The S E hybrid has to accomodate its battery pack below the rear seats, so the bench is raised up by about 25mm. It's not too noticeable, however, and there's still a good amount of headroom.
The outgoing Countryman’s boot is a reasonable 350 litres, but the new model’s increased size sees that jump to an impressive 450 litres – that’s 20 litres more than a Nissan Qashqai. It also extends to 1,390 litres with the seats folded, while the chairs can split 40/20/40 for increased versatility. That means this is a genuinely practical MINI, rivalling the Clubman for outright space.
The hybrid powertrain in the S E robs the boot of 45 litres of space, although in reality you're unlikely to notice the reduction.
The MINI Countryman has a modest range of towing capabilities. Starting at 1,500kg for two-wheel drive manual and automatic versions, you will need to move up to the ALL4 Cooper to gain another 200kg of towing capacity. However, if you still need more, ALL4 versions of the Cooper S and Cooper D allow you to tow 1,800kg.
In this review
- 1MINI Countryman reviewThe new-for-2017 Mini Countryman offers better space, greater efficiency and more advanced tech than its predecessor
- 2Engines, performance and driveThe Countryman’s ride is quite firm, but in handling and refinement terms it’s up there with the class best

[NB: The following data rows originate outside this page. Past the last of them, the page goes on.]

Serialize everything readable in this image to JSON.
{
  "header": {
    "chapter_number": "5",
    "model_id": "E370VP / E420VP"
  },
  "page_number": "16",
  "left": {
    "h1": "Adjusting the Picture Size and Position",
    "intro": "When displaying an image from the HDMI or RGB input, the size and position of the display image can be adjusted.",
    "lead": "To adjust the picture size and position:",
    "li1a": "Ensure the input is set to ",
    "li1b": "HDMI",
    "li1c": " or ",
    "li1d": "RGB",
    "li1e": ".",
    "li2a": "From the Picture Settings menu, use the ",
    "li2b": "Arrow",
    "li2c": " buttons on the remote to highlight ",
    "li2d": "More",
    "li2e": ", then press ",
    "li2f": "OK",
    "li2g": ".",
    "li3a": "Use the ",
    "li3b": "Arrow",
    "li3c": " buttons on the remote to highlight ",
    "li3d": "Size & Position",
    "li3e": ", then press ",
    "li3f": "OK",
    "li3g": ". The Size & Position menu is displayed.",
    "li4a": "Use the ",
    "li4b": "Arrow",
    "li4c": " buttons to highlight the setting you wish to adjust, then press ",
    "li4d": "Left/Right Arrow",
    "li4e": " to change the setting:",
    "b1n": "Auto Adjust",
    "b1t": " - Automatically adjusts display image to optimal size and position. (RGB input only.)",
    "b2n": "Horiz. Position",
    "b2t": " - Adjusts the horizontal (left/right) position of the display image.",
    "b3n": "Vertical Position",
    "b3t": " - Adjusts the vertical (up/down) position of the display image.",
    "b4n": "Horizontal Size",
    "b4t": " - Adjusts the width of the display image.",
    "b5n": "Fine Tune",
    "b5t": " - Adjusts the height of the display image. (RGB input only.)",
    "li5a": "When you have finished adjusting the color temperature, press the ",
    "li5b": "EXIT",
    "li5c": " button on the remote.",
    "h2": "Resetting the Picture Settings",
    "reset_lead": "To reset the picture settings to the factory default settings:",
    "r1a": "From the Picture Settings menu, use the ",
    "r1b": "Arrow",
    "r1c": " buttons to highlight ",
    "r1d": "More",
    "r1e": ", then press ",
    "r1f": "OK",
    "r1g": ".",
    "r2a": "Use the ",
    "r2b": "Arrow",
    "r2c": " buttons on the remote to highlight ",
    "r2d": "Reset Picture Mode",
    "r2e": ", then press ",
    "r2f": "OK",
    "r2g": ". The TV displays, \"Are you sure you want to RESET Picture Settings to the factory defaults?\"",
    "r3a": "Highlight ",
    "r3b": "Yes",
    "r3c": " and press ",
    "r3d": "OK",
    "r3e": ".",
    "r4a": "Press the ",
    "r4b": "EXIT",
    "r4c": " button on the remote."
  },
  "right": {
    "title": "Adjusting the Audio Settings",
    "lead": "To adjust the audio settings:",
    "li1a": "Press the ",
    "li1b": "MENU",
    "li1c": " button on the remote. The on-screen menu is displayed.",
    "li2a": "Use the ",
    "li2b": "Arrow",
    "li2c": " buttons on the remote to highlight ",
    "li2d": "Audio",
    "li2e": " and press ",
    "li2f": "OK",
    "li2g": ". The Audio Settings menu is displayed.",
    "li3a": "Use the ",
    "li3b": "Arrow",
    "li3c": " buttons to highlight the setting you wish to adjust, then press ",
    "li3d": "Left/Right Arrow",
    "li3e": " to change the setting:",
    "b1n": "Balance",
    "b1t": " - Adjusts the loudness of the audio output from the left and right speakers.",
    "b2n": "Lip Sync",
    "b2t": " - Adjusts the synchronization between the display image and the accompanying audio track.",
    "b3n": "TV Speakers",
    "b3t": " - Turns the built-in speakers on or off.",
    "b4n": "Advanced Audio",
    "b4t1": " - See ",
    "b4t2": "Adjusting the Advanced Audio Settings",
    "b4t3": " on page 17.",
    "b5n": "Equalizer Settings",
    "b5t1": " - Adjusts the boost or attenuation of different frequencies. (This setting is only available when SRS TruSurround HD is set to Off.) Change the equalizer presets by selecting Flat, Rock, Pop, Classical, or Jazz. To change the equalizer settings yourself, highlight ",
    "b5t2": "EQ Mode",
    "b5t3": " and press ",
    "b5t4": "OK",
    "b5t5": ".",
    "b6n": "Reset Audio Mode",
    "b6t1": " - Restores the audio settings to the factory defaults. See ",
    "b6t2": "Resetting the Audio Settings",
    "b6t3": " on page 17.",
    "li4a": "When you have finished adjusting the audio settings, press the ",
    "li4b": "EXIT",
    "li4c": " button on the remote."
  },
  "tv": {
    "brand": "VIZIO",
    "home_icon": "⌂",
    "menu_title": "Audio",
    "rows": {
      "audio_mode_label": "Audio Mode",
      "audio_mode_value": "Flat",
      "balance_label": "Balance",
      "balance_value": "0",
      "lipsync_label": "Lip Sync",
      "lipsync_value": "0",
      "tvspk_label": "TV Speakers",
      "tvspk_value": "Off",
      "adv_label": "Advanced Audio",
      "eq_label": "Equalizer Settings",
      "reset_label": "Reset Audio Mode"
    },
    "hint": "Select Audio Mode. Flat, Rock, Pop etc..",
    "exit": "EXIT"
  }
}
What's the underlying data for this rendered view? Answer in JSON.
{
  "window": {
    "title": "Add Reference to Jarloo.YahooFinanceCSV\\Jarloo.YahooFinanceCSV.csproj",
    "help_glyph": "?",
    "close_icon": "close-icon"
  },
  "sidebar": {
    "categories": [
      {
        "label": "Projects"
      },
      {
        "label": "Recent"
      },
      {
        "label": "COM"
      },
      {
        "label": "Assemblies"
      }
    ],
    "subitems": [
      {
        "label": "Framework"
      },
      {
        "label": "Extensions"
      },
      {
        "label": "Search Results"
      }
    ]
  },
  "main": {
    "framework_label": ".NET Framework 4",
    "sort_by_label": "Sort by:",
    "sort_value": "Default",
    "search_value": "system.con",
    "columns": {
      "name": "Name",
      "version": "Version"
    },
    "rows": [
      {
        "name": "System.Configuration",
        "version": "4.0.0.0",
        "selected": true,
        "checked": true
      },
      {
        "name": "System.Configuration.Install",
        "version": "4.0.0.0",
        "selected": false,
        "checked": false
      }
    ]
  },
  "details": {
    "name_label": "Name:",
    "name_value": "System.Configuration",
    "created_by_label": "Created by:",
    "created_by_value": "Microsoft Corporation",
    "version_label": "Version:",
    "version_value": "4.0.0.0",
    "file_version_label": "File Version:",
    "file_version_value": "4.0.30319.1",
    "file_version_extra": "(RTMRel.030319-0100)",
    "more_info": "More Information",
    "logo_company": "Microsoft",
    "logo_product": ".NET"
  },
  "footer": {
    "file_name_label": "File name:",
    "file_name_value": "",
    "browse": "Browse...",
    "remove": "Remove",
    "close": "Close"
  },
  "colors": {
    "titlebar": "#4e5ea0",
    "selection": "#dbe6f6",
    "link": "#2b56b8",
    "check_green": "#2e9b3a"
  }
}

- 3MPG, CO2 and Running CostsThe Countryman is competitive across the board for running costs, justifying its high purchase price
- 4Interior, design and technologyThe Countryman’s exterior look is divisive, but the attention to detail in the interior is impressive, while quality and tech are both top notch
- 5Practicality, comfort and boot space - currently readingThe larger size means more space for passengers and luggage, and makes the Countryman a genuine small SUV
- 6Reliability and SafetyThere’s a wealth of safety kit as standard, which should stand the Countryman in good stead, although the brand’s reliability record should be better